readme: run the built binary
10 months ago
app build: add dist command to makefile 10 months ago
dist deploy: move docker to a separate folder 10 months ago
docker deploy: move docker to a separate folder 10 months ago
kubernetes deploy: create a kubernetes service for deployment 10 months ago
vagrant build: vagrant up using ansible provisioner 10 months ago
.gitignore build: vagrant up using ansible provisioner 10 months ago
README.md readme: run the built binary 10 months ago
docker-compose.yml deploy: move docker to a separate folder 10 months ago
env-example chore: add missing env-example for docker-compose 10 months ago

README.md

Go demo

Building the application

The application provides with two, static and dynamic, builds. To build the application, run the Makefile inside the app/ directory:

$ cd app/
$ make build # to build the dynamically-linked binary
$ make dist  # to build the statically-linked binary

The static binary does not require any additional dependencies, and hence can be distributed with any package. The dist/ folder contains a statically-linked binary, which is used in one of the docker images

To run the built binary:

$ cp app/demo.bin dist/main
$ DEMO_REDIS_ADDR=":6379" DEMO_APP_ADDR=":8000" ./dist/main

This is assuming that your redis service is running on port :6379 locally, and that you want the application to listen on port :8000. You may change these values as per your convenience.

Setting up the docker images

Single Docker Builds

There's two docker image builds provided inside the docker folder, one built with golang:alpine as the base image, and the other serving the static binary inside a scratch image.
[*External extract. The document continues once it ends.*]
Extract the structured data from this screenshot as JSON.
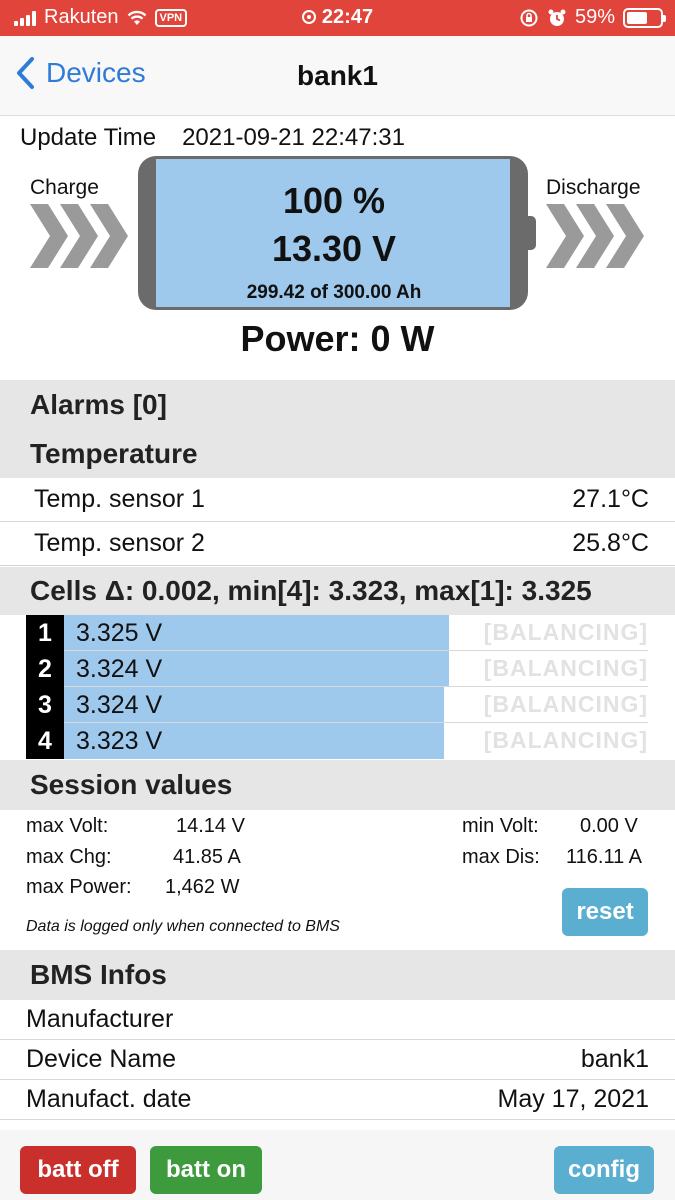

The scratch image is consists of just the go application binary and timeout from coreutils.

To build either of the docker images, run:

$ docker build -t <project-name> -f docker/Dockerfile .

Replace Dockerfile with Dockerfile.scratch if you wish to build the significantly smaller scratch image.

The built image can then be run with:

$ docker run -p 8000:8000 --net="host" <project-name>

--net ensures that the docker uses the host network instead of the container network. This also assumes that you are running the redis service on your host machine's port :6379. To circumvent this, provide --build-arg DEMO_REDIS_ADDR="<your-redis-host>" while building the image.

Docker Compose

The docker compose file builds and runs both the required services. To get started, copy the env-example to .env and set the APP_PORT value in it to the port that you want to serve on. To run the compose file:

$ docker-compose -p <project-name> up -d

By default, it fetches the prebuilt thunderbottom/go-demo-app image from dockerhub. To build your own image instead, edit the docker-compose.yml file to:

  app:
    build: docker/
    # image: thunderbottom/go-demo-app:latest

and then you may run:

$ docker-compose -p <project-name> up -d --build

Setting up kubernetes

The kubernetes/ directory consists of a deployment and a service for the demo application. To deploy the application to a <namespace> on your cluster:

$ kubectl apply -f kubernetes/app-deployment.yaml -n <namespace>

This would setup the application as a deployment on the kubernetes cluster. To access this locally, you need to port-forward:

$ kubectl port-forward -n <namespace> <pod-name> 8001:8000

This will make the application available to you on localhost:8001.

Now, to convert the deployment into a service and to make it available through the entire cluster, run:

$ kubectl apply -f kubernetes/app-service.yaml -n <namespace>

Setting up Vagrant

The Vagrant image provisions a VM running ubuntu 18.04 and serves the demo application on port :8000 of the host machine. To run the vagrant file:

$ cd vagrant
$ vagrant up

Vagrant provisions the image with all the required defaults and setup, including docker and docker-compose services, and then serves the application on port :8080 of the guest machine. This can be accessed on the host machine on the :8000 port.